Prevention and Control of Major Non Communicable Disease

Prevention of Injuries and Disabilities

 

Introduction

Injuries are now being recognized as a major public health problem that occurs from a complex interaction of sociological, psychological, physical and technological phenomena. Injury is the fifth leading cause of death and disability worldwide among those aged 15-59 years. The government of Bangladesh recognizes injury prevention as a priority agenda that will help in alleviating poverty and in achieving the MDG Goals. The NCD cluster of WHO Bangladesh gives support to the injury prevention and management programme of the government of Bangladesh, the overall objective of which is to reduce injury related deaths and disabilities through advocacy and sensitization of policy planners and service providers on magnitude and prevention of injuries; development of national strategies and plan of action for injury prevention; Increase awareness and practice of specific skills and behaviors by injury prevention and safety promotion; increase capacity of health service providers on injury prevention and management.

 

Major injuries to be addressed through this programme are drowning, transport injuries, burn, fall, poisoning, animal bites, electrocution, machine injuries, suicides and violence. The disability component encompasses blindness, deafness and hearing impairment and injury related disabilities.

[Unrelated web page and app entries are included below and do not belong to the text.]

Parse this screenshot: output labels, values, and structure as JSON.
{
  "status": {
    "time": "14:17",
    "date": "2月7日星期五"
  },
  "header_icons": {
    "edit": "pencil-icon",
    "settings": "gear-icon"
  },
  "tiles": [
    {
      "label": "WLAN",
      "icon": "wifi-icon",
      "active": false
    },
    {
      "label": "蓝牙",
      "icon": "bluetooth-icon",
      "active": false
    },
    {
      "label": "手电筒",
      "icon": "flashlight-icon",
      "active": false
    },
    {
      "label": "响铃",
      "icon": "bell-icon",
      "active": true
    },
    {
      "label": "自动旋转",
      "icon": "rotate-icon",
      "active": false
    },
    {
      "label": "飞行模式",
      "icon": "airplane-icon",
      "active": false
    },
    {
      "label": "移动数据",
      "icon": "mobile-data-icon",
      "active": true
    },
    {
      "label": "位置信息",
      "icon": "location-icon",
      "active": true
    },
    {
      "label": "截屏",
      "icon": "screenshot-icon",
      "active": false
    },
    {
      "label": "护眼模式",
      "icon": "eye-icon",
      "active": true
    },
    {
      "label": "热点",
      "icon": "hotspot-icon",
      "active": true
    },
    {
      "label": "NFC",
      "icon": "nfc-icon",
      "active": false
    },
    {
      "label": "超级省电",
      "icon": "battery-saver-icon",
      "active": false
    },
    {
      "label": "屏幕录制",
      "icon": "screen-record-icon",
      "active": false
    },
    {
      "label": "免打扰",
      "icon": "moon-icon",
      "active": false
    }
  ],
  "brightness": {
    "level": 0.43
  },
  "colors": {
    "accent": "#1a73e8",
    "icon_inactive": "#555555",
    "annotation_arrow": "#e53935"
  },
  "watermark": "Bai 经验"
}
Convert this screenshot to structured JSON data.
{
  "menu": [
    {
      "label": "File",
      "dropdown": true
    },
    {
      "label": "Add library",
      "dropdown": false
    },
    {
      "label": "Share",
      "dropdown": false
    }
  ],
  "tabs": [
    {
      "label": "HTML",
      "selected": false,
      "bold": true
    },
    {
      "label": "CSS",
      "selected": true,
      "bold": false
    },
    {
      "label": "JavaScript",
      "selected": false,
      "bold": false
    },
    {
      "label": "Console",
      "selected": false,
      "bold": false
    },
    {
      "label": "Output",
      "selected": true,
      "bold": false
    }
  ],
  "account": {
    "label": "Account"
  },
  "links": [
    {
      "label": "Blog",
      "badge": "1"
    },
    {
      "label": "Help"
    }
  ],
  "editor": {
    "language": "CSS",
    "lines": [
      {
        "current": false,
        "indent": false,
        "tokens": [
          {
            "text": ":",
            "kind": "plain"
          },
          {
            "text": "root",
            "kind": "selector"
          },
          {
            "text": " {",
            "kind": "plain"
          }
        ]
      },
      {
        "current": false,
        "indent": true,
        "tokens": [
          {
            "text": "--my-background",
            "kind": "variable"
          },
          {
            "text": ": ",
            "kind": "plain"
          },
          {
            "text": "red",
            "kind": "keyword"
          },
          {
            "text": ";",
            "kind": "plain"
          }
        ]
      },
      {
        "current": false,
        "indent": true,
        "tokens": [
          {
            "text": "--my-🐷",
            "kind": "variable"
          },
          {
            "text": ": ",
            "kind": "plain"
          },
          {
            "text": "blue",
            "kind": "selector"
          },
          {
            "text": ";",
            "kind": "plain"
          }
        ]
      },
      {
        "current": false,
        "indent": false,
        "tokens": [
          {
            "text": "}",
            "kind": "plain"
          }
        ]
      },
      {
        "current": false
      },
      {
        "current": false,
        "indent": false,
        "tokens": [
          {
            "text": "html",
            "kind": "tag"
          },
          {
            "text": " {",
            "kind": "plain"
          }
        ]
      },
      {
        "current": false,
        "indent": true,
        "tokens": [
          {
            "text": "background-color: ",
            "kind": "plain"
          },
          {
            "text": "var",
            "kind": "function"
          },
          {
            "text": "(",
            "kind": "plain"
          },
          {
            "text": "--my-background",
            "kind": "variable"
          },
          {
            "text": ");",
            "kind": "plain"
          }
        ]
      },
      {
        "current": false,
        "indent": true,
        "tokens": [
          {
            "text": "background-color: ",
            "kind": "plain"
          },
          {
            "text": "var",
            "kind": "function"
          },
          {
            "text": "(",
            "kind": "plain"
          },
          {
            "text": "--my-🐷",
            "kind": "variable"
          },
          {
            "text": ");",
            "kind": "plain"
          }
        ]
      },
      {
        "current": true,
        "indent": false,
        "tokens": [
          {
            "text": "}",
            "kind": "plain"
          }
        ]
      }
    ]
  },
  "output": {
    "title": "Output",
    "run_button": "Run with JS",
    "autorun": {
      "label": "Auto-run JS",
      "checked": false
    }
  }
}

Country situation

The majority of disabilities in Bangladesh are caused by injuries resulting from different types of accidents (traffic accidents, burns, electrocution, animal attacks, acts of violence and conflict). The nation-wide community based Bangladesh Health and Injury Survey (BHIS) reported an estimated 70,000 annual deaths due to injury (unpublished observation, BHIS) that includes 30,000 children of under 18 years (DGHS 2005). Road traffic injuries alone cause a loss of about 2% of GDP in Bangladesh. Road traffic accidents injure 400,000 people a year and kill approximately 18,500. Deaths due to drowning also claim over 20,000 lives every year. Household and occupational injuries are also very common. To design effective treatment interventions and to identify appropriate health promotion activities aiming at reducing injuries a population-based survey to determine the prevalence of injuries and injury-related disabilities was conducted by the Centre for Injury Prevention and Rehabilitation of Bangladesh with technical support from WHO. This survey found a disability prevalence of 4.1%, and injuries were the cause of 17% of all disabilities. The emergency services of three district hospitals and three upazila health complexes, Dhaka Medical College Hospital and the National Institute of Traumatology and Orthopaedic Rehabilitation (NITOR) received technical support from WHO for improving the management of injuries and other emergencies.

Absence of an, effective, efficient and dynamic injury surveillance network system, cost-effective strategic plans, documented strategy and guidelines, non-availability or poor availability of support at various levels particularly at secondary and primary care levels, grossly inadequate trained human resource are many of the gaps and challenges which need to be addressed for effective control and prevention of injuries.Developing cost-effective strategic plans, resource allocation, and prompt detection of high-risk groups are dire needs for the country. There is also need for monitoring and evaluation of intervention measures and promotion of research for evidence generation.

WHO Contribution

*         Development of the Strategic Plan of Action for Surveillance and Prevention of Non Communicable Diseases in Bangladesh: The goal of this Action Plan is to reduce the burden of NCDs including injury, mental disorders and blindness in Bangladesh..

*         BanNet (Bangladesh Network for NCD surveillance and Prevention):a forum for active collaboration of organizations/ institutes for compilation and dissemination of information on NCDs. WHO has been actively supporting the Directorate General of Health Services to keep this network functional

*         Prevention and management of avoidable blindness strengthened

*         Awareness on road, home and school safety in association with a collaborative network of stakeholders on injury prevention improved

*         Gender sensitive surveillance of injury initiated

*         Research: for evidence generation on injury related disabilities to identify the risks, hazards and preventive measures.

*         Model Eye Care Project: A special initiative was undertaken by WHO to support the development of a model eye care project as part of PHC services. Training (including a fellowship abroad) of doctors, nurses and paramedics was an important component of the project. Vision testing equipment was also procured.

*         Supported the National Institute of Ophthalmology for conducting a survey on eye disease and for launching a school-based eye sight initiative.

*         Developing human resource: Building national capacity through training and, provision of standard guidelines and tools for disability prevention and control.

 

WHO current collaboration

*         Developing strategies and guidelines for prevention of injury and deafness

*         Development of model upazila ( sub district) on injury prevention and primary eye care

*         Strengthening of the emergency medical services at primary, secondary and tertiary levels of the healthcare delivery system

*         Evidence generation for policy directions by conducting surveys on disability induced disease burden

*         Capacity building of the health workforce through trainings

 

For more information:

Link of the SEARO website: Disability, Injury Prevention and Rehabilitation